# [Provided entries]
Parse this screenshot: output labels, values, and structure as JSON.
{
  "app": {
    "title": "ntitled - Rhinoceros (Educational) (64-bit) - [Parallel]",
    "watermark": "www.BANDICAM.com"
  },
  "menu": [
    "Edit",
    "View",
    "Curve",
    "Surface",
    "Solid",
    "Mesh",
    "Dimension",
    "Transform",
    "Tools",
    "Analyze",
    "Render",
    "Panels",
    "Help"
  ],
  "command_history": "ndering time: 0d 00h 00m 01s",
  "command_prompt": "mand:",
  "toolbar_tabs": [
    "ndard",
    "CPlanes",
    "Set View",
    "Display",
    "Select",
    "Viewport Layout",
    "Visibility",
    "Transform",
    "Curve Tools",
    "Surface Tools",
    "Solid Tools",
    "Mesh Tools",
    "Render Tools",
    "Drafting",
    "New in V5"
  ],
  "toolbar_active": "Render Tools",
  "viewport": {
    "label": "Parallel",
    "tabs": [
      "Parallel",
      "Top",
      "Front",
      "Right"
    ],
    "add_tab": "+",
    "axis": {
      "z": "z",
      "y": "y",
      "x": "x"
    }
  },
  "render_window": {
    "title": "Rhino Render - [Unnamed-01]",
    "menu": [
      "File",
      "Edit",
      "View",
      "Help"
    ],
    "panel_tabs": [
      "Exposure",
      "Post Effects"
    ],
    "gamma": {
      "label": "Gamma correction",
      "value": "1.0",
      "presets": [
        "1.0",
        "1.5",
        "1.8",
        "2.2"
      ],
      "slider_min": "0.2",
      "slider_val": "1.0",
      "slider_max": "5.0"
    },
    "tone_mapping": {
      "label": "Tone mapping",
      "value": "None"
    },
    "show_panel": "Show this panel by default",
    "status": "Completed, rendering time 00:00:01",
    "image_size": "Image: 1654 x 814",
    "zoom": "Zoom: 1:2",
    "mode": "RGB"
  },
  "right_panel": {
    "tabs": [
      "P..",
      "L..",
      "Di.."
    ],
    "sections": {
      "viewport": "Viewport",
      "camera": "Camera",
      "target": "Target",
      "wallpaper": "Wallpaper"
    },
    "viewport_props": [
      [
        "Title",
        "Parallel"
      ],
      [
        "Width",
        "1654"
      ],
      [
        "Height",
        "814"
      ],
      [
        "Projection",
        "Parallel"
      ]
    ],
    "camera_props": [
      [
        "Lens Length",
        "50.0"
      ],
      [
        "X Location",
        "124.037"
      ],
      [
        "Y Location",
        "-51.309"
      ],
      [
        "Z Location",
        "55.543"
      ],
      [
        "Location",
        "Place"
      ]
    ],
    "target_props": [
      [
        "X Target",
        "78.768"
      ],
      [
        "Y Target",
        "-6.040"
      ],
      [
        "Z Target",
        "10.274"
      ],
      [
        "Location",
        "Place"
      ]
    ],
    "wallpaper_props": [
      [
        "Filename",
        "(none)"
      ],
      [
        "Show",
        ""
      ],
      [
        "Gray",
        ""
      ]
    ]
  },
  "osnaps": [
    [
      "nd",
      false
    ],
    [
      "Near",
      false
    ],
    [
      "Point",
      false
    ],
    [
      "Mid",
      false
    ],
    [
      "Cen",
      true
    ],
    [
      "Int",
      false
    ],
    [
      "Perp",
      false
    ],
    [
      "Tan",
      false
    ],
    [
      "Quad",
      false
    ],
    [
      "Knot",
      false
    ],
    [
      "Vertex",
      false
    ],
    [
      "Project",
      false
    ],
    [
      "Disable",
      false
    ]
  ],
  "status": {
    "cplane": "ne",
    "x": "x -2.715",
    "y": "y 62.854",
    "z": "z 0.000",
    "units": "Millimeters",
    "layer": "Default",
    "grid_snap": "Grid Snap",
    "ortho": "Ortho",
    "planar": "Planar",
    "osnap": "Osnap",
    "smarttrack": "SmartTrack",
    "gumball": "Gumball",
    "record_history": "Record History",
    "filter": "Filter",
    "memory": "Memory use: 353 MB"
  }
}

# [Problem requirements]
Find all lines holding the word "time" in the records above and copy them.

# [Response for this exercise]
  "command_history": "ndering time: 0d 00h 00m 01s",
    "status": "Completed, rendering time 00:00:01",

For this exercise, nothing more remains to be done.